Anyone who borrows money should keep an eye on their credit. But interestingly, there are quite a good number of people who aren't even aware of their credit score. Do you know what your credit report says about your debt habits? If you've got loans and many accounts you're dealing with, you'll need to know how your debt load affects your credit rating. The way you manage your debt influences your credit rating: this is important because by taking care of your credit, you can be eligible for cheaper loans or have the leeway to reduce your loan interest rates. If you want to retire your loans as quickly as possible, having a healthy credit history may help you negotiate your way to lower rates.
2. Consolidate your loans.
You may want to consider consolidating your loans on your own as a way of reducing your debt. For example, I like the idea of using balance transfer credit cards if you can commit to paying down your debt before the teaser rates bump up. Despite the credit crunch, there are still 0% APR credit card offers that abound, to which you may think about transferring your debt balances over if you can be aggressive about paying off your debt at the 0% rate within a short period of time.
3. Do your own debt management.
Before you seek credit counseling or turn to debt settlement companies, do all that you can to handle your debt issues on your own. Handling things on your own is cheaper. A lot of it is simply applying fiscal discipline: start off by avoiding new debt. Don't take on additional debt unless you are comfortable with what you're already dealing with. Cut back on spending or try to earn more in order to cover your bills. There's really no magic bullet here: there's nothing that others can help you with that you can't already do on your own. If you really are experiencing hardship, turn to local and government financial programs that are geared to assist low income families or those having a hard time paying their bills.
4. Lower your interest rates.

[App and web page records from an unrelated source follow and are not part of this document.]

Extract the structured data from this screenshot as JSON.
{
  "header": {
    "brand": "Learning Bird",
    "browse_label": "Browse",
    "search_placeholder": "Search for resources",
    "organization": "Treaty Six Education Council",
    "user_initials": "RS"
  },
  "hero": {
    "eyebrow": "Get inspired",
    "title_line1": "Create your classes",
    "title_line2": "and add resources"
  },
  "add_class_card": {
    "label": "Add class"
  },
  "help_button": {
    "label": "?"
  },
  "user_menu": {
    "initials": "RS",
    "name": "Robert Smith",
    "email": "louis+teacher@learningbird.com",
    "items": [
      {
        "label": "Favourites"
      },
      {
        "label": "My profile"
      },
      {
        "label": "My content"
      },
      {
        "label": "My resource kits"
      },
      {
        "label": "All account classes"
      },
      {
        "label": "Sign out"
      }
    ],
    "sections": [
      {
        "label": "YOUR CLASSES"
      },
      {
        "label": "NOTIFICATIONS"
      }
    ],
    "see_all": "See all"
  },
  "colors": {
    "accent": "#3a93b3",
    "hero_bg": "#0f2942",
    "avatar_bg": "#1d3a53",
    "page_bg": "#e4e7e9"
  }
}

Find out if you can somehow reduce your loan rates. Can you qualify for low interest credit cards? Or you may think about taking out a cheaper personal loan to pay off a more expensive loan. Also, you may be surprised to know that financial institutions may have hardship programs available and that bankers may be willing to negotiate with borrowers who approach them for guidance. It never hurts to try!
5. Pay on time!

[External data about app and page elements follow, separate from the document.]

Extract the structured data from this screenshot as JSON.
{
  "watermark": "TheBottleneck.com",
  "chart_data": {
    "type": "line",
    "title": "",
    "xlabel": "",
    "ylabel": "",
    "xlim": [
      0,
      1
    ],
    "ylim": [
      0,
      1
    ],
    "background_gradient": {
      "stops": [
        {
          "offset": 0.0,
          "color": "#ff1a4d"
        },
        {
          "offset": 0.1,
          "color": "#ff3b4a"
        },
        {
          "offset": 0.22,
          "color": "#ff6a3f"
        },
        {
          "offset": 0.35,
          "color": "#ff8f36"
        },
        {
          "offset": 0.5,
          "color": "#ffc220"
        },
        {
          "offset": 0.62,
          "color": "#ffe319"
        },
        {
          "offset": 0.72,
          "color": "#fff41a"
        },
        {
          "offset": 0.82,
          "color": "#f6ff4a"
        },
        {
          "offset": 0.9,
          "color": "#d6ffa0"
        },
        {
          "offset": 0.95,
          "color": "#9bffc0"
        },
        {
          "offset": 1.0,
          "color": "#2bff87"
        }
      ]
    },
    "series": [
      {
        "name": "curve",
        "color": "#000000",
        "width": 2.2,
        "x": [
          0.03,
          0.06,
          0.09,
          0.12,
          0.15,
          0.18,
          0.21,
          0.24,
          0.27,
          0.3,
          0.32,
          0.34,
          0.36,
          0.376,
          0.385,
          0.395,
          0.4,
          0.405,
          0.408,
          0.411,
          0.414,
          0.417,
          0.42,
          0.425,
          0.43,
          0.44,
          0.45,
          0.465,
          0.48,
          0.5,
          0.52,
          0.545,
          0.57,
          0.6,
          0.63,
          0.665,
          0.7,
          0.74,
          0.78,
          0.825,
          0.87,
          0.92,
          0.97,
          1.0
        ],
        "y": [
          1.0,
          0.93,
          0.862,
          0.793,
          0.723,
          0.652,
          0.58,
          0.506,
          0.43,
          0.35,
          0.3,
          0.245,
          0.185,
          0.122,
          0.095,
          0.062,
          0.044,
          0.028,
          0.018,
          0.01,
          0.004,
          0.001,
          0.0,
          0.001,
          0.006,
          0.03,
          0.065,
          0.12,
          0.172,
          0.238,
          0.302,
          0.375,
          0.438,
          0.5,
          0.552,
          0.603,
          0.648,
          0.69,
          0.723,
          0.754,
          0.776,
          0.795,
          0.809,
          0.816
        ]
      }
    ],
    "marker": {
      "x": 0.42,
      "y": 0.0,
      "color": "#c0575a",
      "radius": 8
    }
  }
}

You know you're in trouble if you're unable to make your loan payments on time: this indicates that you've taken too heavy a load and that you should make it a priority to address this debt. Do your best to cut down on expenses, while paying on time. Pay your bills late and you'll see your rates go up. Whatever happens, do your best to make those payments because late or missing payments can do a number on your credit.
6. Pay more than what's required each month.
If you ever get a hold of a windfall or find yourself with extra income, you should think about applying it towards your debt. Some people suggest keeping debt around while banking the extra money in an emergency fund, but I think it would depend on just how big a debt obligation you actually face. If debt is a thorn on your side, get rid of it asap. In my case, I've added extra payments to my mortgage whenever I could afford it!
7. Be picky about the help you choose to get.
Turning to credit counseling, debt settlement and loan modification outfits should be the last thing you try to do. You can actually do your own debt negotiations yourself by approaching your lenders directly for assistance. Some people decide they need the extra help by reaching out to debt management companies when they feel there's nowhere else to turn. These companies can help alleviate the pressure but you'll be paying for offloading the work onto someone else. The good news is that there are other free and non-profit programs that may be able to assist you — so go to these first: visit Debtor's Anonymous or the National Foundation for Credit Counseling for support and information on how to live with and manage your debt and credit.
Editorial Note: Any opinions, analyses, reviews or recommendations expressed in this article are those of the author’s alone, and have not been reviewed, approved or otherwise endorsed by any bank, card issuer, airline or hotel chain.